Jack Pasko’s situation was about right. He’d lost his nose in a high-speed, high altitude punch-out and he still swore that the nose had stayed right beside him, at arm’s length, but too slippery to catch, as he free-fell from the ejection altitude to eighteen thousand feet when the aneroid in his chute inflated and automatically put him under the silk.
The surgeon built a new nose for Pasko, using a chunk of flesh from his left buttock. The surgery had gone well, bu there had been a post-operative infection and problems with healing so that one corner of his left nostril contained a humped flap of skin and made it look like there were three entrances to his nose. The Flight Medicine Section wanted to fix the oddity, but Pasko — ever pragmatic — refused. His breathing was normal, his oxygen mask fit fine, and undoubtedly there’d be more damage before the tour was over. The docs could just wait and fix the whole mess at once.
South especially admired Milette. His bottom lip resembled the battlements of a Norman castle. The surgeon who had done the job had worked in poor light and the mouth had been such a mess that his nurse kept leaving the room to puke in a steel basin. Given the circumstances, Milette felt lucky to have any bottom lip and besides, the jagged V’s in it provided him with handy cigarette holders.

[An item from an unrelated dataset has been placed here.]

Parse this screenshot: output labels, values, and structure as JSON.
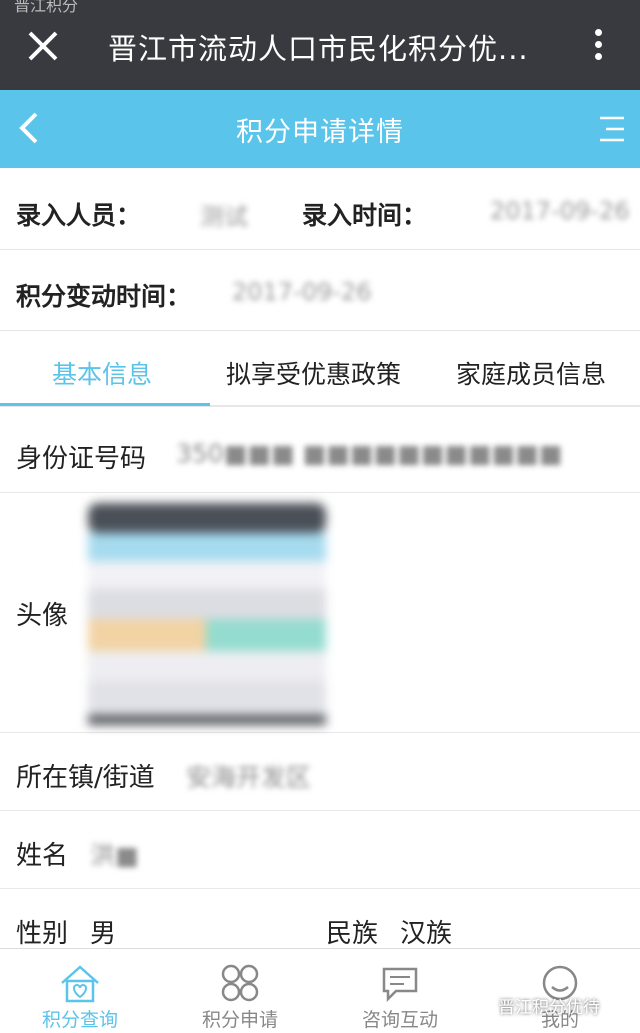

“Can’t bitch, he said. “It’s there. It works. Everything else is gravy.”
South and the Taxi Dancers knew about scars. But in their vast storehouse of such information, South could recall no previous specimen of a magenta hue. The discovery increased his interest in the secretary’s thigh.